- Assignment: The number of lines with the string "JSON" in the listing below is all that should be reported.

- Information shown:
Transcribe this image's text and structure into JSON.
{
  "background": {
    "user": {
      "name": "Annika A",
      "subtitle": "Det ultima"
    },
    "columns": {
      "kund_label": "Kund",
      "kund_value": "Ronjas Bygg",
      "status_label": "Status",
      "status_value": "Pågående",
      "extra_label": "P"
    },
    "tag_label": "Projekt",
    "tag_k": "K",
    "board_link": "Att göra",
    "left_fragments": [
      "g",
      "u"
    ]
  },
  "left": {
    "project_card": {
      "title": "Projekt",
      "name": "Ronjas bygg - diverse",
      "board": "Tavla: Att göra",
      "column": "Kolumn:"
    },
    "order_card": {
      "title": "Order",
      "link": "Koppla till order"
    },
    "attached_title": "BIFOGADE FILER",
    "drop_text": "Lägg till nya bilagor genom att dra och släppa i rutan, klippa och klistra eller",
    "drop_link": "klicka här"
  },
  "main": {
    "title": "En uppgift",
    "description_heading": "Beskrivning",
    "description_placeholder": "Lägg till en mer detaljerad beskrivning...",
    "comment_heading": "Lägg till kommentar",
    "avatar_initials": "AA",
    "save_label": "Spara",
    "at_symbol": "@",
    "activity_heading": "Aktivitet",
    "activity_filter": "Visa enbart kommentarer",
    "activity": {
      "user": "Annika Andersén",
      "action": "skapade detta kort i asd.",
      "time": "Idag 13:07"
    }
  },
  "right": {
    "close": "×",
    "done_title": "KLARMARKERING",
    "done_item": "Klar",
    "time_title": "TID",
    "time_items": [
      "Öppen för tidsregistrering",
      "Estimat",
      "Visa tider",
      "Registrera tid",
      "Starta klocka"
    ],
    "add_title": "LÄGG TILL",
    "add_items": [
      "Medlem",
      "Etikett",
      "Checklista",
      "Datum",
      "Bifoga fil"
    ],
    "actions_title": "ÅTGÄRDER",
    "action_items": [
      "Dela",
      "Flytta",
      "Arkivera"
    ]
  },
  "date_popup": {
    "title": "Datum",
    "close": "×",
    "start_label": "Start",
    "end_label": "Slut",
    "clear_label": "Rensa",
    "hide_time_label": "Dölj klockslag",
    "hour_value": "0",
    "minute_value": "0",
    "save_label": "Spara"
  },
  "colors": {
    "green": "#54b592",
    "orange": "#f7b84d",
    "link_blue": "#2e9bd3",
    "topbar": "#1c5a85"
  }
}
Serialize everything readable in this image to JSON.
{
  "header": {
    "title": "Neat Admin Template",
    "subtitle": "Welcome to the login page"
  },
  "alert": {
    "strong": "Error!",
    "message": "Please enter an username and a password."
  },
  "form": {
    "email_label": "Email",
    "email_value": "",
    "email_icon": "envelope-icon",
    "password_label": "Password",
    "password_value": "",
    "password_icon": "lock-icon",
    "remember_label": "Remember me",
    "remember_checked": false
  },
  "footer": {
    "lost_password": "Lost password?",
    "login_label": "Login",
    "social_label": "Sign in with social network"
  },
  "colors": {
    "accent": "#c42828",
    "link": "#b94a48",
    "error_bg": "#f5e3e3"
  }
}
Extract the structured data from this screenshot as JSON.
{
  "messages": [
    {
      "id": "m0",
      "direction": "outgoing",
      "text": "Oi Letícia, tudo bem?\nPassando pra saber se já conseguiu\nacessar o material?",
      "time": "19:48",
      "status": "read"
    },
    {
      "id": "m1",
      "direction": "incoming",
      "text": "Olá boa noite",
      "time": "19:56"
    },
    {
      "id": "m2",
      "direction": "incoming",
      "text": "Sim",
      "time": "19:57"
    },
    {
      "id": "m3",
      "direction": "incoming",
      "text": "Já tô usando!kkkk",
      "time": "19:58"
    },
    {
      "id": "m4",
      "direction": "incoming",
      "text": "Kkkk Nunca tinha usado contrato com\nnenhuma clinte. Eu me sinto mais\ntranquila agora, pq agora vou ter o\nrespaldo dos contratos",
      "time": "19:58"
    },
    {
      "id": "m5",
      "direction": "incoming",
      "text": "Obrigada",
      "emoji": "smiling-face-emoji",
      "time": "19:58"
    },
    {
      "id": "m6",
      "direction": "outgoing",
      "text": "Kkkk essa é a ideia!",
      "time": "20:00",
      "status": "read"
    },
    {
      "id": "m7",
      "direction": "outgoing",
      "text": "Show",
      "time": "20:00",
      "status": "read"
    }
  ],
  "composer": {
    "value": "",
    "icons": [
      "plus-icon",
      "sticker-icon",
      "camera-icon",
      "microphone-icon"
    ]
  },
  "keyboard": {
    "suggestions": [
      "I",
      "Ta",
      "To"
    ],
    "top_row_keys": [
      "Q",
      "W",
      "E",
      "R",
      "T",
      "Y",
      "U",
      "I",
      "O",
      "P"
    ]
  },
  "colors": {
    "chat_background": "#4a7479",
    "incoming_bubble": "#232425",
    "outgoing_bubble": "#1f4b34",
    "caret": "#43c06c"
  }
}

- Result of this task: 3